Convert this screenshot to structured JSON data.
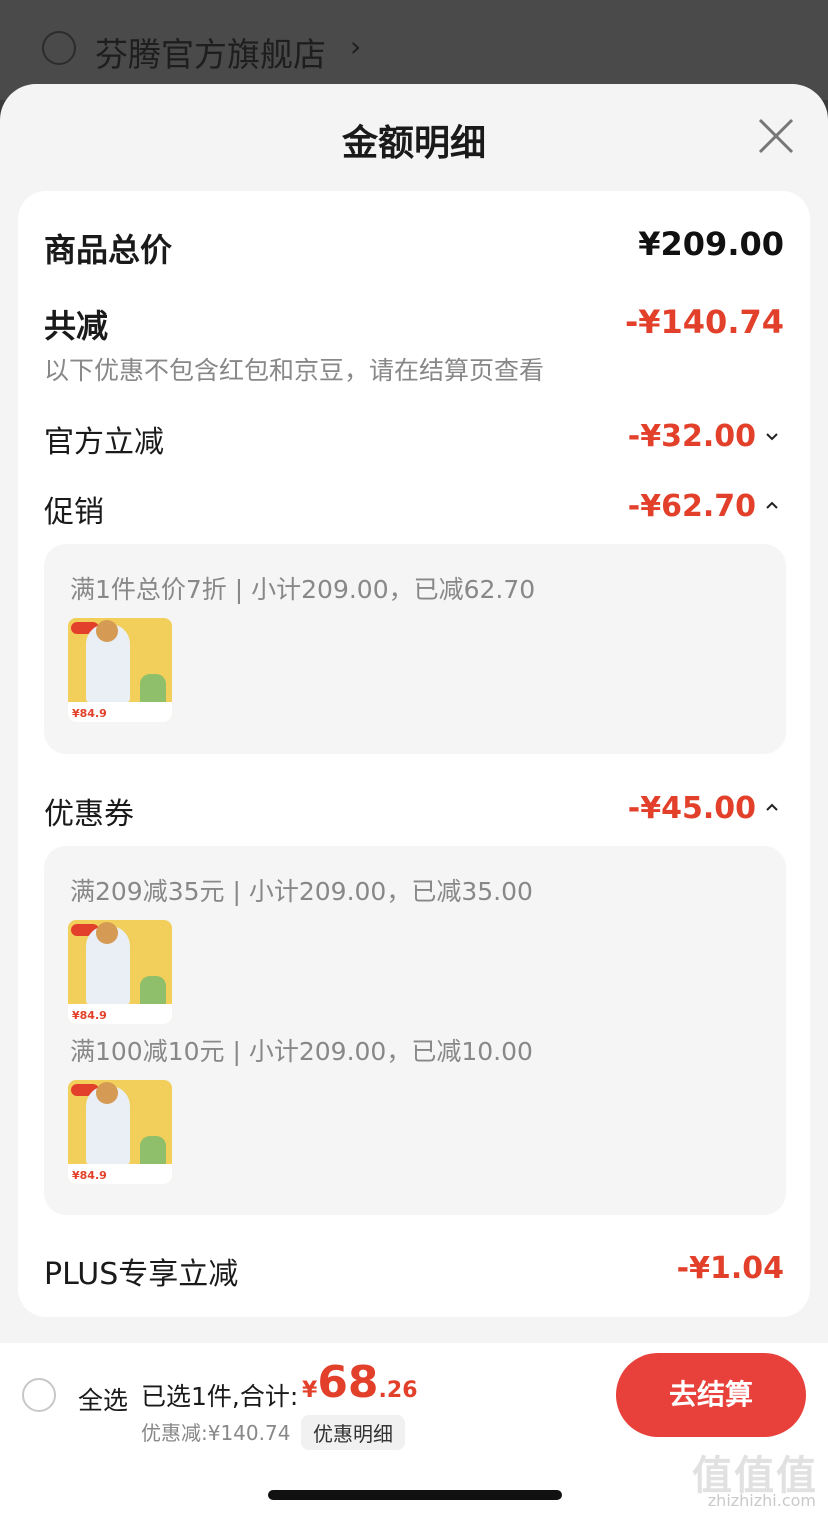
{
  "store": {
    "name": "芬腾官方旗舰店",
    "arrow": "›"
  },
  "sheet": {
    "title": "金额明细"
  },
  "summary": {
    "total_label": "商品总价",
    "total_amount": "¥209.00",
    "reduction_label": "共减",
    "reduction_amount": "-¥140.74",
    "note": "以下优惠不包含红包和京豆，请在结算页查看"
  },
  "rows": {
    "official": {
      "label": "官方立减",
      "amount": "-¥32.00",
      "state": "collapsed"
    },
    "promo": {
      "label": "促销",
      "amount": "-¥62.70",
      "state": "expanded"
    },
    "coupon": {
      "label": "优惠券",
      "amount": "-¥45.00",
      "state": "expanded"
    },
    "plus": {
      "label": "PLUS专享立减",
      "amount": "-¥1.04"
    }
  },
  "promo_detail": {
    "text": "满1件总价7折 | 小计209.00，已减62.70",
    "thumb_price": "¥84.9"
  },
  "coupon_detail": [
    {
      "text": "满209减35元 | 小计209.00，已减35.00",
      "thumb_price": "¥84.9"
    },
    {
      "text": "满100减10元 | 小计209.00，已减10.00",
      "thumb_price": "¥84.9"
    }
  ],
  "bottom": {
    "select_all": "全选",
    "selected_count": "已选1件,合计:",
    "currency": "¥",
    "total_int": "68",
    "total_dec": ".26",
    "discount": "优惠减:¥140.74",
    "detail_link": "优惠明细",
    "checkout": "去结算"
  },
  "watermark": {
    "main": "值值值",
    "sub": "zhizhizhi.com"
  },
  "colors": {
    "accent": "#e2402a",
    "checkout": "#e8403a"
  }
}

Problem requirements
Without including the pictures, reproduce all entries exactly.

Task solution
Convert this screenshot to structured JSON data.
{
  "store": {
    "name": "芬腾官方旗舰店",
    "arrow": "›"
  },
  "sheet": {
    "title": "金额明细"
  },
  "summary": {
    "total_label": "商品总价",
    "total_amount": "¥209.00",
    "reduction_label": "共减",
    "reduction_amount": "-¥140.74",
    "note": "以下优惠不包含红包和京豆，请在结算页查看"
  },
  "rows": {
    "official": {
      "label": "官方立减",
      "amount": "-¥32.00",
      "state": "collapsed"
    },
    "promo": {
      "label": "促销",
      "amount": "-¥62.70",
      "state": "expanded"
    },
    "coupon": {
      "label": "优惠券",
      "amount": "-¥45.00",
      "state": "expanded"
    },
    "plus": {
      "label": "PLUS专享立减",
      "amount": "-¥1.04"
    }
  },
  "promo_detail": {
    "text": "满1件总价7折 | 小计209.00，已减62.70",
    "thumb_price": "¥84.9"
  },
  "coupon_detail": [
    {
      "text": "满209减35元 | 小计209.00，已减35.00",
      "thumb_price": "¥84.9"
    },
    {
      "text": "满100减10元 | 小计209.00，已减10.00",
      "thumb_price": "¥84.9"
    }
  ],
  "bottom": {
    "select_all": "全选",
    "selected_count": "已选1件,合计:",
    "currency": "¥",
    "total_int": "68",
    "total_dec": ".26",
    "discount": "优惠减:¥140.74",
    "detail_link": "优惠明细",
    "checkout": "去结算"
  },
  "watermark": {
    "main": "值值值",
    "sub": "zhizhizhi.com"
  },
  "colors": {
    "accent": "#e2402a",
    "checkout": "#e8403a"
  }
}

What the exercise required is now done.